Vitamin B12 plays a vital role in our body:
• An important role in keeping our nervous system healthy
• Required to make healthy red blood cells and to prevent a condition called megaloblastic anaemia. This is when the red blood cells are undesirably larger than they should be which makes them much less effective at carrying oxygen around the body. This can lead to symptoms like fatigue
• Linked to hair follicle health
• Deficiency in Vitamin B12 has been associated with memory and mood problems

An essential nutrient that is found in food such as nuts, whole grains and spinach. It is absorbed in the small intestine and stored in the bones, muscle and other tissues. Excess magnesium is excreted by the kidney and in the faeces.

Magnesium has a widespread role in the body:
• An important cofactor for at least 300 enzymatic reactions involved in regulating important bodily processes such as muscle contractions, blood sugar control and blood pressure regulation
• Essential in the processes that produce energy for the body
• Important for maintaining healthy bones
• Associated with better sleep patterns

Iron from our diet is absorbed in the small intestine which is then transported in the blood, bound to a protein called Transferrin. Iron that is not used is stored in the liver as Ferritin. Therefore a low ferritin level indicates that there are low iron stores in your body.

Low iron can be caused by blood loss for example from heavy periods or bleeding from your gut. Some conditions impact the absorption of iron from the gut. Not eating food that contains enough iron can also contribute to low iron levels. Such food include dark leafy greens, red meat and grains. There are also certain food or drinks such as tea (contains high levels of polyphenols) that interfere with absorption of iron by the gut.

Iron has a significant role to play in our body:
• Integral to making healthy red blood cells which carry oxygen around the body. Thus a deficiency in iron can cause fatigue
• Required for key cellular metabolic processes within the body
• Important in the development of a healthy immune system
• Important for the healthy growth of hair, skin and nails
• Deficiency has shown to be associated with problems with concentration and memory

Haemoglobin is a protein in the blood and its main role is to transport oxygen from the lungs to the rest of the body. It also returns carbon dioxide from our tissues to the lungs. Haemoglobin is formed of four protein molecules called globulin chains. In adults there are two alpha globulin chains and two beta globulin chains. Each of these globulin chains consist heme molecules which contain iron that binds with one molecule of oxygen.

Low levels of haemoglobin can cause a condition called anaemia. Consequences of anaemia include:
• Fatigue and lethargy
• Breathing difficulties
• Feeling dizzy and/or faints
• Hair loss and poor skin
• Headaches
• Impact on concentration, memory and mood
• Heart problems such as cardiac disease

An essential mineral absorbed in the small intestine from food, of which only a small amount is stored in the body. Copper can found in food such as shellfish, whole grain products, seeds and nuts.

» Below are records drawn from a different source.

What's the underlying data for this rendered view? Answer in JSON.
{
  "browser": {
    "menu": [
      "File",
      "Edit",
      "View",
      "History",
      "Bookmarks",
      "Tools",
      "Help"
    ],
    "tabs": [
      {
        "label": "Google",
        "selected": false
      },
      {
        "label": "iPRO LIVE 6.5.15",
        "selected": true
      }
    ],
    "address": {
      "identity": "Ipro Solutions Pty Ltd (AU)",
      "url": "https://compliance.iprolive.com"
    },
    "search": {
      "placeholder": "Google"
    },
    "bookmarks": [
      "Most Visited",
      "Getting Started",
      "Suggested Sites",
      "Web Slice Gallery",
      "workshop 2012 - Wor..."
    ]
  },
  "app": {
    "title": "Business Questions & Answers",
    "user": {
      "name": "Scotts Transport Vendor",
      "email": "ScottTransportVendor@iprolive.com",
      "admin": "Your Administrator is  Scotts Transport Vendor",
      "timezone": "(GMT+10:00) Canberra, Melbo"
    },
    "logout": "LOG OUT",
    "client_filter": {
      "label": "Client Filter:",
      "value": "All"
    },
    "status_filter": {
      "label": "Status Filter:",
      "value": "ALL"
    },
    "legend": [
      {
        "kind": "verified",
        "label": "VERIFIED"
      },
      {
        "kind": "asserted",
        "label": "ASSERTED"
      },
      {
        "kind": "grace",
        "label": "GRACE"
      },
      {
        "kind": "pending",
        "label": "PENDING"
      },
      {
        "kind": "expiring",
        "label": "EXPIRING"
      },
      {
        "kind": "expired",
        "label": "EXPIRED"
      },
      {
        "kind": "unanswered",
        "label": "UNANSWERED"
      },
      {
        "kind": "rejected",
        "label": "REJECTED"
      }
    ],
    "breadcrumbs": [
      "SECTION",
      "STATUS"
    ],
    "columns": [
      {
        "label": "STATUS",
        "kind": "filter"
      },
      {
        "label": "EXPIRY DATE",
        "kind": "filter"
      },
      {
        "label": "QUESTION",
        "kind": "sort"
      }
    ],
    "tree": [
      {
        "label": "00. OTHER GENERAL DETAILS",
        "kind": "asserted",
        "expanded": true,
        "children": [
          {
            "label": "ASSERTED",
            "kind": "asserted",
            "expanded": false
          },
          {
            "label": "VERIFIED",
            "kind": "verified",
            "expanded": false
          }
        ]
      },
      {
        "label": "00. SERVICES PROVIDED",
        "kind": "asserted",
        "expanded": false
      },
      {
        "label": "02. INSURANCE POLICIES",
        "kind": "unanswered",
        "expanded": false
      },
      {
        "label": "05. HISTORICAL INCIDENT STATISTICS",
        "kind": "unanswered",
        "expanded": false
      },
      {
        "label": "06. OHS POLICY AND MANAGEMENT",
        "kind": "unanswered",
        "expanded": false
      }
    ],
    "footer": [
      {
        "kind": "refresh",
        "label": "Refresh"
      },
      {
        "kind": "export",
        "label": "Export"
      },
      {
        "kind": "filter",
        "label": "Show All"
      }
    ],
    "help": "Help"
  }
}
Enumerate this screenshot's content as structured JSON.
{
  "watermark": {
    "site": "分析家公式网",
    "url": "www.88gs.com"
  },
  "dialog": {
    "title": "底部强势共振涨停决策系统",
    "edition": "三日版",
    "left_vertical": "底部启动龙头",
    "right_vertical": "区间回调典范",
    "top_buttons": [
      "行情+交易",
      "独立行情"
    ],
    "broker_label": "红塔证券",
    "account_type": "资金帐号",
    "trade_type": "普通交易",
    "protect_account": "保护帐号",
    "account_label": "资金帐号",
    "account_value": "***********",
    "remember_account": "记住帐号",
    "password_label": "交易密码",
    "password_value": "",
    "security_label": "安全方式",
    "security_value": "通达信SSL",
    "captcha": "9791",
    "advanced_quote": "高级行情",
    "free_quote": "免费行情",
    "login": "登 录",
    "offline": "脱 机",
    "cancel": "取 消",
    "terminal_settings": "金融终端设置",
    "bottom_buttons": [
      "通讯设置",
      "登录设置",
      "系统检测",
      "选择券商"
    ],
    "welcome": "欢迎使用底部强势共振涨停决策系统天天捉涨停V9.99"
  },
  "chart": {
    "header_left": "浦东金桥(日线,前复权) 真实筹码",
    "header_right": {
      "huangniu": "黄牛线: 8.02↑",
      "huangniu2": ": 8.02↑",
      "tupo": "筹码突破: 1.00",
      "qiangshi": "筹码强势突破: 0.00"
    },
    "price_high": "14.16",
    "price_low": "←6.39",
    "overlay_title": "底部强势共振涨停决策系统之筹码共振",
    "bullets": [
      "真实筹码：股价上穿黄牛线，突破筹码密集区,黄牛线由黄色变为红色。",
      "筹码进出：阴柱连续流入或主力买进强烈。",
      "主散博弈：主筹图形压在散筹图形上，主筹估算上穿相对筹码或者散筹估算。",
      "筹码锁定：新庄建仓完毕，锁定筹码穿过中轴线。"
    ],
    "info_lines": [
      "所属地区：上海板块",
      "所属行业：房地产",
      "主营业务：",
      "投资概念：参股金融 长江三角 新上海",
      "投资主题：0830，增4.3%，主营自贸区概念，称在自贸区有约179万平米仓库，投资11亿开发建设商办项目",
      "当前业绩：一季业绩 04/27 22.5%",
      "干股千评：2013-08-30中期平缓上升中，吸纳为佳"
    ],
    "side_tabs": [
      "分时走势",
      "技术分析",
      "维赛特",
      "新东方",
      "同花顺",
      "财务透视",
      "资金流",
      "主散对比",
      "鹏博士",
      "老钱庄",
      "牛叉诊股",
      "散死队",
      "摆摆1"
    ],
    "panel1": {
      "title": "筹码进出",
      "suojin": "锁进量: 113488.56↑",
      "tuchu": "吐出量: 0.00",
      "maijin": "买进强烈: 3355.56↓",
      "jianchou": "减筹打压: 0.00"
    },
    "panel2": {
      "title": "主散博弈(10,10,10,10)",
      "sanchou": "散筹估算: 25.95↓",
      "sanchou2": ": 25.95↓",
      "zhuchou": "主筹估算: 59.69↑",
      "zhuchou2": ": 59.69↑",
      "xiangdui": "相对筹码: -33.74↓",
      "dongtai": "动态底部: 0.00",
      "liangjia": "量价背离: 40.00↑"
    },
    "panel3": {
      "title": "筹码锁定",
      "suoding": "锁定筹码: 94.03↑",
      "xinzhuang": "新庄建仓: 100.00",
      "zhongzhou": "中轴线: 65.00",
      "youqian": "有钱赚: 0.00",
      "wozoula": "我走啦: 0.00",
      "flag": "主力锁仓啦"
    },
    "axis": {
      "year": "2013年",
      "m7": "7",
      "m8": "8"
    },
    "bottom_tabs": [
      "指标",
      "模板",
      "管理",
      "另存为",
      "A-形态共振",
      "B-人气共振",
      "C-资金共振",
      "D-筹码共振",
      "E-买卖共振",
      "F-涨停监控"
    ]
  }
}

Copper has a varied role in the body:
• Cofactor in numerous enzymatic processes involved in the production of energy within the body
• Involved in the metabolism of iron
• Has a key role in the processes involved in brain development and functioning of the immune system
• Enables effective communication between nerve cells
• Involved in the maintenance of healthy skin and connective tissue

An essential mineral that is absorbed in the small intestine and transported in the blood to the liver and subsequently to rest of the tissues. Sources of zinc include nuts and beans as well as certain seafood such as oysters, crab and lobsters.

Zinc is essential for the healthy functioning of the body:
• Involved in cellular metabolism and required for the functioning of at least 100 enzymatic processes
• Important for promoting normal growth and development
• Plays a role in the functioning of our immune system
• Involved in biological pathways that maintain our hair and skin with a deficiency leading to symptoms like hair loss
• Deficiencies of zinc are linked to poor cognition